Shouting Into The Void: How New Voice-Search Tech Is Changing The Ways Pet Owners Find You
It’s official, computers now talk back. More importantly, with the sudden explosion of voice- search technology like Siri, Google Assistant, Alexa, Bixby and Cortana, (Did you SEE that amazing Google Home sale for the holidays?!) it’s forever changing how pet owners find your pet business.
Let’s take a look at this new trend, how it impacts local search (local SEO) and some quick things you can do to continue to show up in this brave new search-engine world.
What is voice search technology?
In its simplest form, voice-search technology is the ability to ask a device (like your phone or smart-home controller) a question by speaking aloud and having it answer you back.

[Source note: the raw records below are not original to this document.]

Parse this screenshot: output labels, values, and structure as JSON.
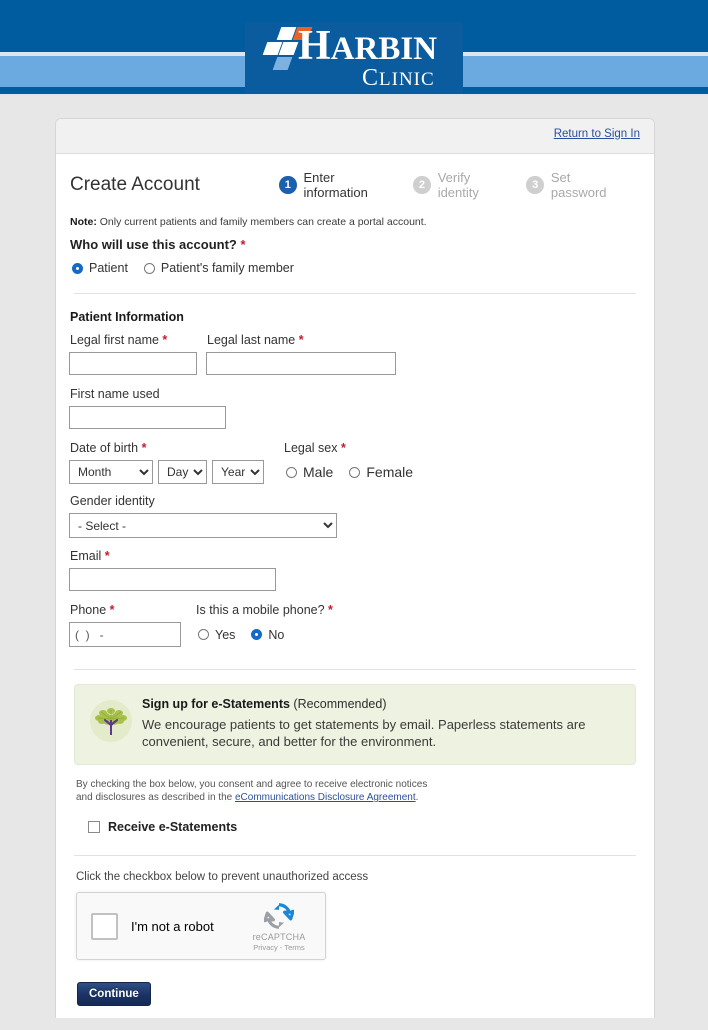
{
  "header": {
    "logo_primary": "HARBIN",
    "logo_secondary": "CLINIC"
  },
  "card": {
    "return_link": "Return to Sign In",
    "page_title": "Create Account",
    "steps": [
      {
        "num": "1",
        "label": "Enter information",
        "state": "active"
      },
      {
        "num": "2",
        "label": "Verify identity",
        "state": "inactive"
      },
      {
        "num": "3",
        "label": "Set password",
        "state": "inactive"
      }
    ],
    "note_prefix": "Note:",
    "note_text": " Only current patients and family members can create a portal account.",
    "who_question": "Who will use this account?",
    "who_options": [
      {
        "label": "Patient",
        "checked": true
      },
      {
        "label": "Patient's family member",
        "checked": false
      }
    ],
    "patient_information_heading": "Patient Information",
    "fields": {
      "legal_first_name_label": "Legal first name",
      "legal_first_name_value": "",
      "legal_last_name_label": "Legal last name",
      "legal_last_name_value": "",
      "first_name_used_label": "First name used",
      "first_name_used_value": "",
      "dob_label": "Date of birth",
      "dob_month": "Month",
      "dob_day": "Day",
      "dob_year": "Year",
      "legal_sex_label": "Legal sex",
      "legal_sex_options": [
        {
          "label": "Male",
          "checked": false
        },
        {
          "label": "Female",
          "checked": false
        }
      ],
      "gender_identity_label": "Gender identity",
      "gender_identity_value": "- Select -",
      "email_label": "Email",
      "email_value": "",
      "phone_label": "Phone",
      "phone_placeholder": "(  )   -",
      "mobile_question": "Is this a mobile phone?",
      "mobile_options": [
        {
          "label": "Yes",
          "checked": false
        },
        {
          "label": "No",
          "checked": true
        }
      ]
    },
    "estatements": {
      "title_bold": "Sign up for e-Statements",
      "title_rest": " (Recommended)",
      "body": "We encourage patients to get statements by email. Paperless statements are convenient, secure, and better for the environment.",
      "disclosure_line1": "By checking the box below, you consent and agree to receive electronic notices",
      "disclosure_line2_pre": "and disclosures as described in the ",
      "disclosure_link": "eCommunications Disclosure Agreement",
      "disclosure_line2_post": ".",
      "checkbox_label": "Receive e-Statements",
      "checkbox_checked": false
    },
    "captcha": {
      "hint": "Click the checkbox below to prevent unauthorized access",
      "label": "I'm not a robot",
      "brand": "reCAPTCHA",
      "terms": "Privacy - Terms",
      "checked": false
    },
    "continue_label": "Continue"
  },
  "colors": {
    "banner_dark": "#005b9f",
    "banner_mid": "#6aaae0",
    "logo_orange": "#e8632a",
    "accent_blue": "#1b5fad",
    "required_red": "#c01e2f",
    "estatement_bg": "#eef2e0",
    "button_navy": "#1b3263",
    "page_bg": "#e7e7e7"
  }
}
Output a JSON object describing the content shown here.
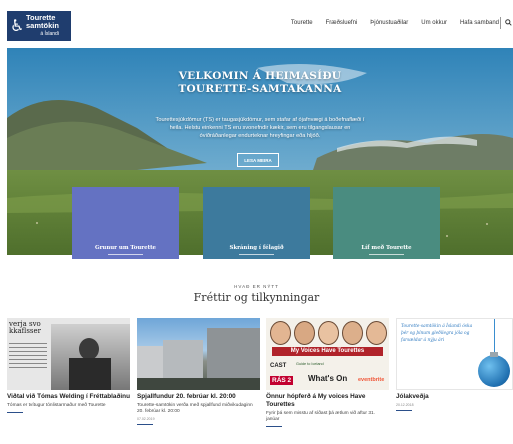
{
  "logo": {
    "line1": "Tourette",
    "line2": "samtökin",
    "line3": "á Íslandi"
  },
  "nav": {
    "items": [
      "Tourette",
      "Fræðsluefni",
      "Þjónustuaðilar",
      "Um okkur",
      "Hafa samband"
    ]
  },
  "hero": {
    "title_line1": "VELKOMIN Á HEIMASÍÐU",
    "title_line2": "TOURETTE-SAMTAKANNA",
    "text": "Tourettesjúkdómur (TS) er taugasjúkdómur, sem stafar af ójafnvægi á boðefnaflæði í heila. Helstu einkenni TS eru svonefndir kækir, sem eru tilgangslausar en óviðráðanlegar endurteknar hreyfingar eða hljóð.",
    "button": "LESA MEIRA"
  },
  "tiles": [
    {
      "label": "Grunur um Tourette",
      "color": "#6472c2"
    },
    {
      "label": "Skráning í félagið",
      "color": "#3d7a9d"
    },
    {
      "label": "Líf með Tourette",
      "color": "#4a8c80"
    }
  ],
  "news": {
    "eyebrow": "HVAÐ ER NÝTT",
    "title": "Fréttir og tilkynningar",
    "cards": [
      {
        "title": "Viðtal við Tómas Welding í Fréttablaðinu",
        "excerpt": "Tómas er tvítugur tónlistarmaður með Tourette",
        "date": "",
        "thumb_text": "verja svo\nkkaflsser"
      },
      {
        "title": "Spjallfundur 20. febrúar kl. 20:00",
        "excerpt": "Tourette-samtökin verða með spjallfund miðvikudaginn 20. febrúar kl. 20:00",
        "date": "07.02.2019"
      },
      {
        "title": "Önnur hópferð á My voices Have Tourettes",
        "excerpt": "Fyrir þá sem misstu af síðast þá ætlum við aftur 31. janúar",
        "date": "",
        "thumb_banner": "My Voices Have Tourettes",
        "thumb_brand": "What's On",
        "thumb_brand2": "eventbrite",
        "thumb_logo1": "CAST",
        "thumb_logo2": "Guide to Iceland",
        "thumb_logo3": "RÁS 2"
      },
      {
        "title": "Jólakveðja",
        "excerpt": "",
        "date": "20.12.2018",
        "thumb_text": "Tourette-samtökin á Íslandi óska þér og þínum gleðilegra jóla og farsældar á nýju ári"
      }
    ]
  }
}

Originally, the answer came in written as well as spoken form, but more platforms are moving toward spoken results first.
How does voice search give answers?
Depending on the device you’re using, “answers” are pulled from a variety of digital sources, like Google’s search results pages, Yelp, Wikipedia and other “experts”. However, instead of seeing a long list of all possible resources to click through, searchers are given either a single answer or shorter list. In many cases, these lists and rankings have to do with additional directories – like your practice’s Google My Business, Bing or Yelp pages.
For example, if I ask my Google Assistant “who is the best dog groomer on the upper west side?” I get a list of three highly-rated businesses back. I can then further refine that by asking, “what’s their phone number and hours?” Google Assistant will retain the first search and tell me the hours and phone number for the first that’s listed.
Why does voice search matter and what can I do about it?
While the world of search engine marketing evolves daily, few changes have both changed how pet owners are searching and been adopted as quickly as voice-search:
Use of voice search is exploding.
Voice search technology has been significantly enhanced in the last few years and pet owners are taking notice. Google reports that 20% of all mobile searches are already voice-searches. Share of searches by voice-based programs are increasing exponentially with the growing use of smart-home technology, like Alexa and Google Home. In fact, experts believe that 1/3 to 1/2 of all web-based searches will be done without a screen by 2020 – that’s 33-50 billion voice-activated searches every month.
It’s not just millennials who are using it.
A study by Thrive Analytics found that the number of individuals using voice search is up 30% year over year, and not just among the tech-savvy. In fact, nearly 40% of people over 44 years old are using mobile personal assistants. (Versus 71% of 18-29 year olds and 59% of 30-43 year olds.) So whether your pet business targets baby boomers or millennials, voice search is going to impact how your customers find you.
Voice search is changing how pet owners ask for and are returned answers about local services.
“We’ve taught ourselves to think like computers when we use search engines through a keyboard,” notes SEOPressor.com, but this is changing.
Beyond the fact that pet owners no longer have to look at a screen to enter a search or be given results, voice search lends itself to some key differences in how pet owners ask for help finding local businesses in the first place. Break away from the screen and a much more conversational approach to search is adopted. “Consumers aren’t going to be typing in individual keywords; instead, they’ll be asking questions and giving commands,” Jayson DeMers recently wrote for Forbes Magazine.
Petpreneurs who cater to these longer search strings and address the natural way people may ask a question stand a better chance of showing up. For example, websites or blogs that include landmarks as key indicators–or in the listings on sites like Yelp–are more likely to appear when a pet owner asks for the “best veterinarian near Washington Square Park.”
Voice search is changing how pet owners are returned answers about their pet’s care.
While on-screen search engine results pages show a snippet of the answer Google assumes the searcher is looking for, below that the user is able to quickly find other sources to typical pet-care questions. This is not so easy when Alexa or Google home just begin reading aloud the first result. Consider including Q&As on your business website that relate directly to questions pet owners might be asking their devices. Include question terms like “who”, “what,” “where”, “how,” etc. that people would use in normal conversation.
Above all, think local. While your business website may not ever be the number one result for “how can I teach my dog to sit?,” you have a good shot at “what are the best dog parks near me” or “should I worry about skunks in ABC park”?
The main thing to keep in mind.
The world of search is ever-changing and evolving. While voice-search technologies are the most recent and seemingly here to stay, the technology of how search engines help consumers find answers will continue to evolve – and that means your business’s digital media needs to as well. (Sorry, no “set it and forget it” websites anymore.)
The bright side is that these same changes make it easier for you to find an abundance of tools, resources and experts to help you. Don’t worry. You’re not alone – Alexa is listening.